Print each record exactly as it appears, but drop the images.

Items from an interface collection
━━━

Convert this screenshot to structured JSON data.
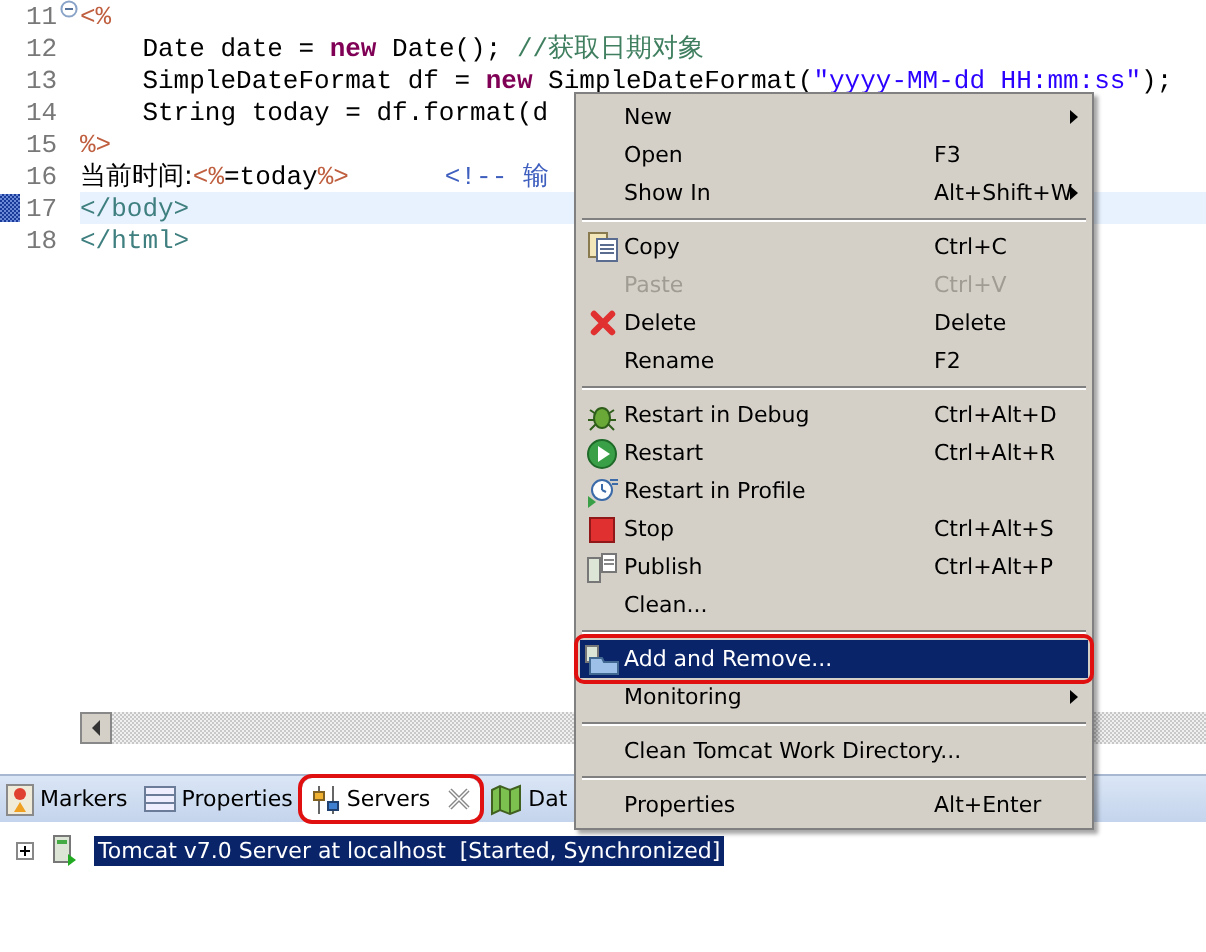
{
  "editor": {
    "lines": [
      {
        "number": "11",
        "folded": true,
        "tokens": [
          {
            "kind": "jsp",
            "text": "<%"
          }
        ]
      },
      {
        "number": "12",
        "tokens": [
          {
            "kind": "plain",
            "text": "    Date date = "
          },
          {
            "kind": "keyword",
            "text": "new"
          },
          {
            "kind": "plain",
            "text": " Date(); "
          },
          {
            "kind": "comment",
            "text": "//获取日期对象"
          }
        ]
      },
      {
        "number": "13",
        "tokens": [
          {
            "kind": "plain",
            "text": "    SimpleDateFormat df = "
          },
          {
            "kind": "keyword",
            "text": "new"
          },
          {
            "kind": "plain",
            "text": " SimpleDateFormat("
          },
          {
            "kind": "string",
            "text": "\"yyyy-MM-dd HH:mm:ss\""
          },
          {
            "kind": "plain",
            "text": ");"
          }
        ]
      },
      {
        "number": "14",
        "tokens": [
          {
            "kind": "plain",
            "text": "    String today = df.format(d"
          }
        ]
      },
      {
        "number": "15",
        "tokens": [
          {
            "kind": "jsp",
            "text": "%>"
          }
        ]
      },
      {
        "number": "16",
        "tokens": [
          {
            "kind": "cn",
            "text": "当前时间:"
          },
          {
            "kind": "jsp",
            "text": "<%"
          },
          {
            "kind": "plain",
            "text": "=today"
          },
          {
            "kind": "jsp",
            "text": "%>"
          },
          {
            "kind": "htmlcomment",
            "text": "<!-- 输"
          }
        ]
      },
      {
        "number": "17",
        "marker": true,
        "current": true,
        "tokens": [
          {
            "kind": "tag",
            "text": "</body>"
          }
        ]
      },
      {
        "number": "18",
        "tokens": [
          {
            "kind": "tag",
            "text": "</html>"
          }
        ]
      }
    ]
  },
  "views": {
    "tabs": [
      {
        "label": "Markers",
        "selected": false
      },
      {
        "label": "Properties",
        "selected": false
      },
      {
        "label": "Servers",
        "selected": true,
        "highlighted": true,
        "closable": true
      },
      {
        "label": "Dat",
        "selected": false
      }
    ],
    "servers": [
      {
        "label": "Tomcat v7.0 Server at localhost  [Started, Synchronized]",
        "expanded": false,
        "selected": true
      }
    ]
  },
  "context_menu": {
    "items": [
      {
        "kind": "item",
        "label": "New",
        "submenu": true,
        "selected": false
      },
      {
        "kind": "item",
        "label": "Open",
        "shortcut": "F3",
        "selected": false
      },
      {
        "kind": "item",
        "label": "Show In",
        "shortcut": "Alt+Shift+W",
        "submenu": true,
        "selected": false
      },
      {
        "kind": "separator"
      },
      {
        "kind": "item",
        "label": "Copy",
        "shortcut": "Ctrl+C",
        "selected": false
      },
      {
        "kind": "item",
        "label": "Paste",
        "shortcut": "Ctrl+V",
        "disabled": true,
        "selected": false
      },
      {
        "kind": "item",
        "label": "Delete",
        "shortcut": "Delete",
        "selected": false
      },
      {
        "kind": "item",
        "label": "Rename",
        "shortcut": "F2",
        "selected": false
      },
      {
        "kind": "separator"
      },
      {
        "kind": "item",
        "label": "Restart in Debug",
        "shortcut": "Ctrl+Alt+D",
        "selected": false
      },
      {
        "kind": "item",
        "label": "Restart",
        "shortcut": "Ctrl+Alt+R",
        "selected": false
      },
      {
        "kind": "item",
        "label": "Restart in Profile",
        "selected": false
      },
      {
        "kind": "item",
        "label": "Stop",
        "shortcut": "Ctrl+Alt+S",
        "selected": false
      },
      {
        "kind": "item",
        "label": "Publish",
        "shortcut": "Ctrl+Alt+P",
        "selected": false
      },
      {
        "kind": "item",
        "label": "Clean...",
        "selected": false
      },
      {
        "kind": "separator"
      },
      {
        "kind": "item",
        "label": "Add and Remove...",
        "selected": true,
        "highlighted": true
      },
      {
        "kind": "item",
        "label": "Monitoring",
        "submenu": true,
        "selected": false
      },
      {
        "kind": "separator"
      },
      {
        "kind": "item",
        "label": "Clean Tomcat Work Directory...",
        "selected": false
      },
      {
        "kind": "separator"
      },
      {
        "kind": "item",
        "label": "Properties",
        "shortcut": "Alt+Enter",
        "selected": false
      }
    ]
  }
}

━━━

| Written solution |
Convert this screenshot to structured JSON data.
{
  "editor": {
    "lines": [
      {
        "number": "11",
        "folded": true,
        "tokens": [
          {
            "kind": "jsp",
            "text": "<%"
          }
        ]
      },
      {
        "number": "12",
        "tokens": [
          {
            "kind": "plain",
            "text": "    Date date = "
          },
          {
            "kind": "keyword",
            "text": "new"
          },
          {
            "kind": "plain",
            "text": " Date(); "
          },
          {
            "kind": "comment",
            "text": "//获取日期对象"
          }
        ]
      },
      {
        "number": "13",
        "tokens": [
          {
            "kind": "plain",
            "text": "    SimpleDateFormat df = "
          },
          {
            "kind": "keyword",
            "text": "new"
          },
          {
            "kind": "plain",
            "text": " SimpleDateFormat("
          },
          {
            "kind": "string",
            "text": "\"yyyy-MM-dd HH:mm:ss\""
          },
          {
            "kind": "plain",
            "text": ");"
          }
        ]
      },
      {
        "number": "14",
        "tokens": [
          {
            "kind": "plain",
            "text": "    String today = df.format(d"
          }
        ]
      },
      {
        "number": "15",
        "tokens": [
          {
            "kind": "jsp",
            "text": "%>"
          }
        ]
      },
      {
        "number": "16",
        "tokens": [
          {
            "kind": "cn",
            "text": "当前时间:"
          },
          {
            "kind": "jsp",
            "text": "<%"
          },
          {
            "kind": "plain",
            "text": "=today"
          },
          {
            "kind": "jsp",
            "text": "%>"
          },
          {
            "kind": "htmlcomment",
            "text": "<!-- 输"
          }
        ]
      },
      {
        "number": "17",
        "marker": true,
        "current": true,
        "tokens": [
          {
            "kind": "tag",
            "text": "</body>"
          }
        ]
      },
      {
        "number": "18",
        "tokens": [
          {
            "kind": "tag",
            "text": "</html>"
          }
        ]
      }
    ]
  },
  "views": {
    "tabs": [
      {
        "label": "Markers",
        "selected": false
      },
      {
        "label": "Properties",
        "selected": false
      },
      {
        "label": "Servers",
        "selected": true,
        "highlighted": true,
        "closable": true
      },
      {
        "label": "Dat",
        "selected": false
      }
    ],
    "servers": [
      {
        "label": "Tomcat v7.0 Server at localhost  [Started, Synchronized]",
        "expanded": false,
        "selected": true
      }
    ]
  },
  "context_menu": {
    "items": [
      {
        "kind": "item",
        "label": "New",
        "submenu": true,
        "selected": false
      },
      {
        "kind": "item",
        "label": "Open",
        "shortcut": "F3",
        "selected": false
      },
      {
        "kind": "item",
        "label": "Show In",
        "shortcut": "Alt+Shift+W",
        "submenu": true,
        "selected": false
      },
      {
        "kind": "separator"
      },
      {
        "kind": "item",
        "label": "Copy",
        "shortcut": "Ctrl+C",
        "selected": false
      },
      {
        "kind": "item",
        "label": "Paste",
        "shortcut": "Ctrl+V",
        "disabled": true,
        "selected": false
      },
      {
        "kind": "item",
        "label": "Delete",
        "shortcut": "Delete",
        "selected": false
      },
      {
        "kind": "item",
        "label": "Rename",
        "shortcut": "F2",
        "selected": false
      },
      {
        "kind": "separator"
      },
      {
        "kind": "item",
        "label": "Restart in Debug",
        "shortcut": "Ctrl+Alt+D",
        "selected": false
      },
      {
        "kind": "item",
        "label": "Restart",
        "shortcut": "Ctrl+Alt+R",
        "selected": false
      },
      {
        "kind": "item",
        "label": "Restart in Profile",
        "selected": false
      },
      {
        "kind": "item",
        "label": "Stop",
        "shortcut": "Ctrl+Alt+S",
        "selected": false
      },
      {
        "kind": "item",
        "label": "Publish",
        "shortcut": "Ctrl+Alt+P",
        "selected": false
      },
      {
        "kind": "item",
        "label": "Clean...",
        "selected": false
      },
      {
        "kind": "separator"
      },
      {
        "kind": "item",
        "label": "Add and Remove...",
        "selected": true,
        "highlighted": true
      },
      {
        "kind": "item",
        "label": "Monitoring",
        "submenu": true,
        "selected": false
      },
      {
        "kind": "separator"
      },
      {
        "kind": "item",
        "label": "Clean Tomcat Work Directory...",
        "selected": false
      },
      {
        "kind": "separator"
      },
      {
        "kind": "item",
        "label": "Properties",
        "shortcut": "Alt+Enter",
        "selected": false
      }
    ]
  }
}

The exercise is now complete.